**** DATA SECTION

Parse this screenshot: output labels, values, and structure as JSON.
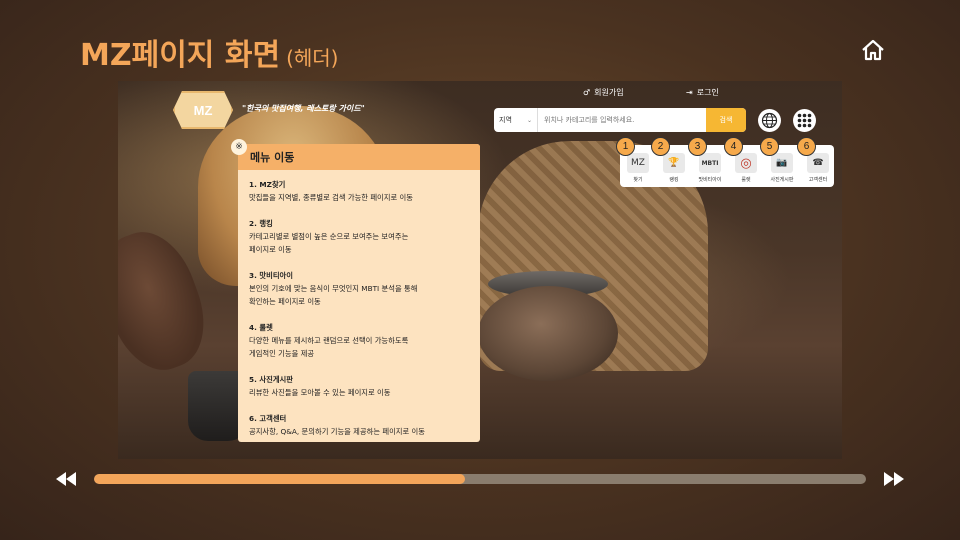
{
  "slide": {
    "title": "MZ페이지 화면",
    "subtitle": "(헤더)"
  },
  "site": {
    "logo_text": "MZ",
    "tagline": "\"한국의 맛집여행, 레스토랑 가이드\"",
    "signup_label": "회원가입",
    "login_label": "로그인",
    "search": {
      "region_value": "지역",
      "placeholder": "위치나 카테고리를 입력하세요.",
      "button_label": "검색"
    }
  },
  "menu_strip": [
    {
      "number": "1",
      "label": "찾기",
      "icon": "mz-icon",
      "glyph": "MZ"
    },
    {
      "number": "2",
      "label": "랭킹",
      "icon": "trophy-icon",
      "glyph": "🏆"
    },
    {
      "number": "3",
      "label": "맛비티아이",
      "icon": "mbti-icon",
      "glyph": "MBTI"
    },
    {
      "number": "4",
      "label": "룰렛",
      "icon": "roulette-icon",
      "glyph": "◎"
    },
    {
      "number": "5",
      "label": "사진게시판",
      "icon": "camera-icon",
      "glyph": "📷"
    },
    {
      "number": "6",
      "label": "고객센터",
      "icon": "customer-service-icon",
      "glyph": "☎"
    }
  ],
  "menu_panel": {
    "note_mark": "※",
    "header": "메뉴 이동",
    "entries": [
      {
        "title": "1. MZ찾기",
        "desc": "맛집들을 지역별, 종류별로 검색 가능한 페이지로 이동"
      },
      {
        "title": "2. 랭킹",
        "desc": "카테고리별로 별점이 높은 순으로 보여주는 보여주는\n페이지로 이동"
      },
      {
        "title": "3. 맛비티아이",
        "desc": "본인의 기호에 맞는 음식이 무엇인지 MBTI 분석을 통해\n확인하는 페이지로 이동"
      },
      {
        "title": "4. 룰렛",
        "desc": "다양한 메뉴를 제시하고 랜덤으로 선택이 가능하도록\n게임적인 기능을 제공"
      },
      {
        "title": "5. 사진게시판",
        "desc": "리뷰한 사진들을 모아볼 수 있는 페이지로 이동"
      },
      {
        "title": "6. 고객센터",
        "desc": "공지사항, Q&A, 문의하기 기능을 제공하는 페이지로 이동"
      }
    ]
  },
  "player": {
    "progress": 0.48
  },
  "colors": {
    "accent": "#f4a659",
    "search_button": "#f6b733",
    "panel_bg": "#fde3c0",
    "panel_header": "#f5b068"
  }
}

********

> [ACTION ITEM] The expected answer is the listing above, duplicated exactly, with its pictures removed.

> [ANSWER BOX]
Parse this screenshot: output labels, values, and structure as JSON.
{
  "slide": {
    "title": "MZ페이지 화면",
    "subtitle": "(헤더)"
  },
  "site": {
    "logo_text": "MZ",
    "tagline": "\"한국의 맛집여행, 레스토랑 가이드\"",
    "signup_label": "회원가입",
    "login_label": "로그인",
    "search": {
      "region_value": "지역",
      "placeholder": "위치나 카테고리를 입력하세요.",
      "button_label": "검색"
    }
  },
  "menu_strip": [
    {
      "number": "1",
      "label": "찾기",
      "icon": "mz-icon",
      "glyph": "MZ"
    },
    {
      "number": "2",
      "label": "랭킹",
      "icon": "trophy-icon",
      "glyph": "🏆"
    },
    {
      "number": "3",
      "label": "맛비티아이",
      "icon": "mbti-icon",
      "glyph": "MBTI"
    },
    {
      "number": "4",
      "label": "룰렛",
      "icon": "roulette-icon",
      "glyph": "◎"
    },
    {
      "number": "5",
      "label": "사진게시판",
      "icon": "camera-icon",
      "glyph": "📷"
    },
    {
      "number": "6",
      "label": "고객센터",
      "icon": "customer-service-icon",
      "glyph": "☎"
    }
  ],
  "menu_panel": {
    "note_mark": "※",
    "header": "메뉴 이동",
    "entries": [
      {
        "title": "1. MZ찾기",
        "desc": "맛집들을 지역별, 종류별로 검색 가능한 페이지로 이동"
      },
      {
        "title": "2. 랭킹",
        "desc": "카테고리별로 별점이 높은 순으로 보여주는 보여주는\n페이지로 이동"
      },
      {
        "title": "3. 맛비티아이",
        "desc": "본인의 기호에 맞는 음식이 무엇인지 MBTI 분석을 통해\n확인하는 페이지로 이동"
      },
      {
        "title": "4. 룰렛",
        "desc": "다양한 메뉴를 제시하고 랜덤으로 선택이 가능하도록\n게임적인 기능을 제공"
      },
      {
        "title": "5. 사진게시판",
        "desc": "리뷰한 사진들을 모아볼 수 있는 페이지로 이동"
      },
      {
        "title": "6. 고객센터",
        "desc": "공지사항, Q&A, 문의하기 기능을 제공하는 페이지로 이동"
      }
    ]
  },
  "player": {
    "progress": 0.48
  },
  "colors": {
    "accent": "#f4a659",
    "search_button": "#f6b733",
    "panel_bg": "#fde3c0",
    "panel_header": "#f5b068"
  }
}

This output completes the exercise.